WORK INSTRUCTION:
Word-for-word repetition of the records below is needed, but only from the line holding "Give me the" through the final line, with pictures excluded.

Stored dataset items
================================

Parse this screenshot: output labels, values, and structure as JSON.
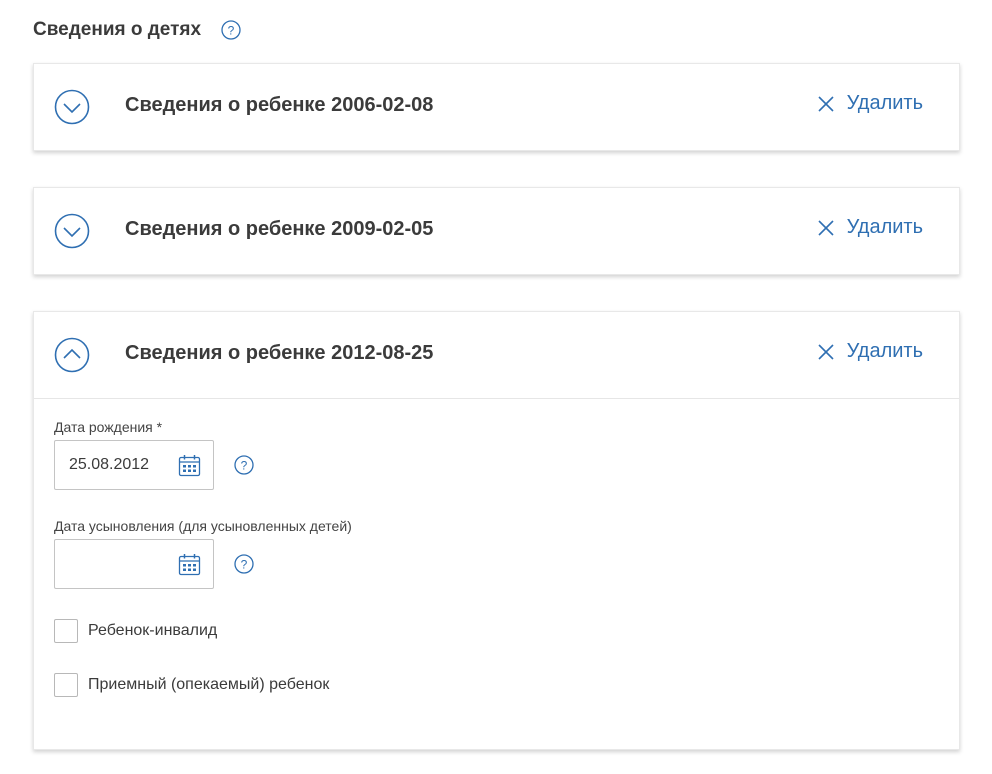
{
  "section": {
    "title": "Сведения о детях"
  },
  "children": [
    {
      "title": "Сведения о ребенке 2006-02-08",
      "delete_label": "Удалить",
      "expanded": false
    },
    {
      "title": "Сведения о ребенке 2009-02-05",
      "delete_label": "Удалить",
      "expanded": false
    },
    {
      "title": "Сведения о ребенке 2012-08-25",
      "delete_label": "Удалить",
      "expanded": true,
      "form": {
        "birth_date": {
          "label": "Дата рождения *",
          "value": "25.08.2012"
        },
        "adoption_date": {
          "label": "Дата усыновления (для усыновленных детей)",
          "value": ""
        },
        "disabled_child": {
          "label": "Ребенок-инвалид",
          "checked": false
        },
        "foster_child": {
          "label": "Приемный (опекаемый) ребенок",
          "checked": false
        }
      }
    }
  ],
  "colors": {
    "accent": "#2f6fb2",
    "title_text": "#3b3b3b",
    "border": "#c4c4c4"
  }
}
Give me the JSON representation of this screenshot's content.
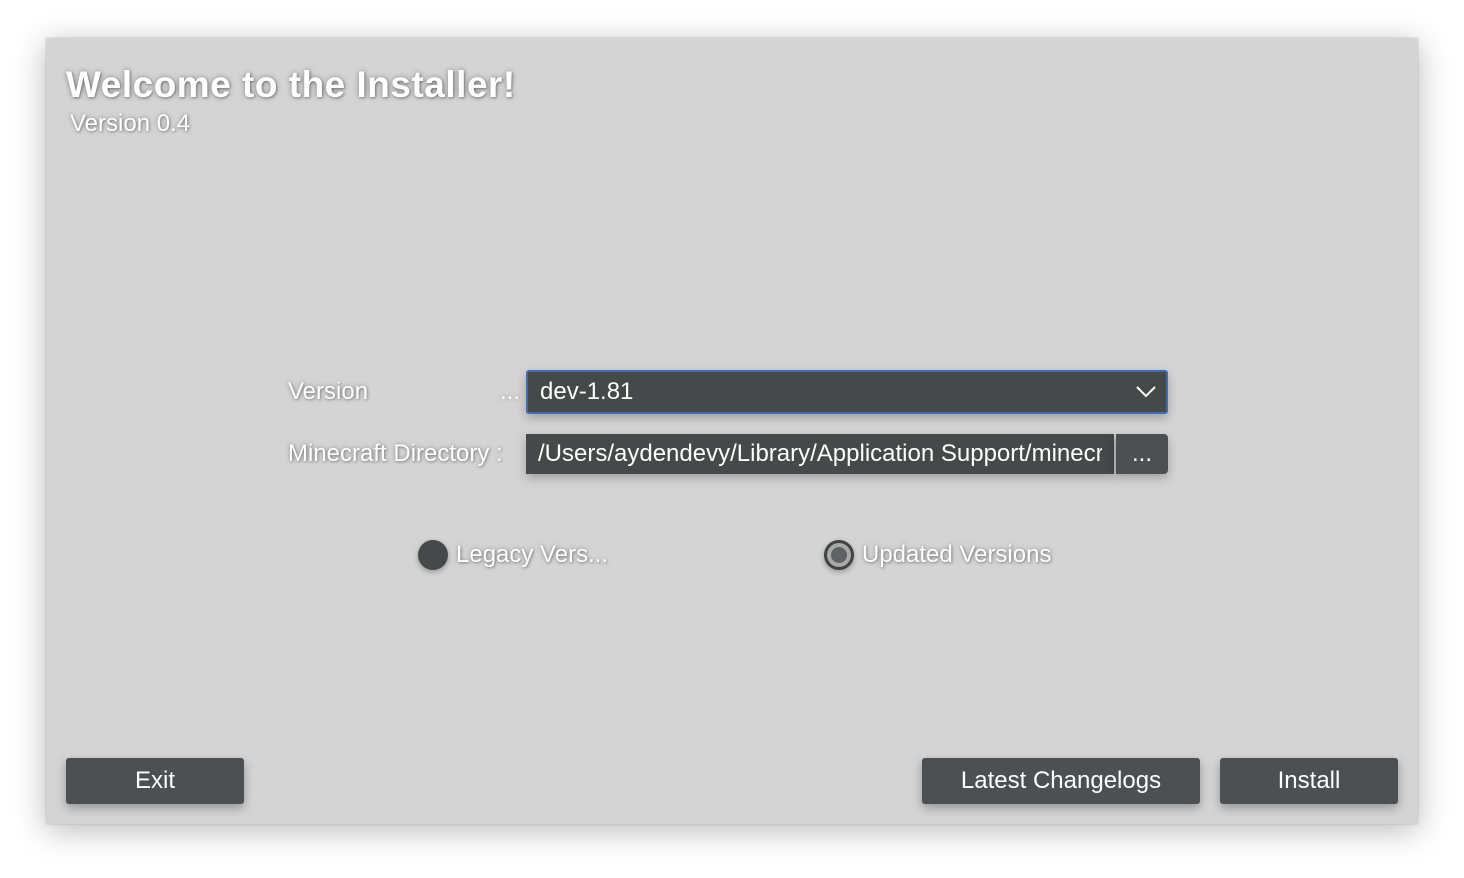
{
  "window": {
    "title": "Welcome to the Installer!",
    "subtitle": "Version 0.4"
  },
  "form": {
    "version_label": "Version",
    "version_ellipsis": "...",
    "version_selected": "dev-1.81",
    "directory_label": "Minecraft Directory :",
    "directory_value": "/Users/aydendevy/Library/Application Support/minecraft",
    "browse_label": "..."
  },
  "radios": {
    "legacy_label": "Legacy Vers...",
    "updated_label": "Updated Versions",
    "selected": "updated"
  },
  "buttons": {
    "exit": "Exit",
    "changelogs": "Latest Changelogs",
    "install": "Install"
  },
  "colors": {
    "window_bg": "#d4d4d4",
    "control_bg": "#45494a",
    "button_bg": "#4c5052",
    "focus_border": "#3d6dba"
  }
}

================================

SOLUTION TO THE PROBLEM:
Give me the JSON representation of this screenshot's content.
{
  "window": {
    "title": "Welcome to the Installer!",
    "subtitle": "Version 0.4"
  },
  "form": {
    "version_label": "Version",
    "version_ellipsis": "...",
    "version_selected": "dev-1.81",
    "directory_label": "Minecraft Directory :",
    "directory_value": "/Users/aydendevy/Library/Application Support/minecraft",
    "browse_label": "..."
  },
  "radios": {
    "legacy_label": "Legacy Vers...",
    "updated_label": "Updated Versions",
    "selected": "updated"
  },
  "buttons": {
    "exit": "Exit",
    "changelogs": "Latest Changelogs",
    "install": "Install"
  },
  "colors": {
    "window_bg": "#d4d4d4",
    "control_bg": "#45494a",
    "button_bg": "#4c5052",
    "focus_border": "#3d6dba"
  }
}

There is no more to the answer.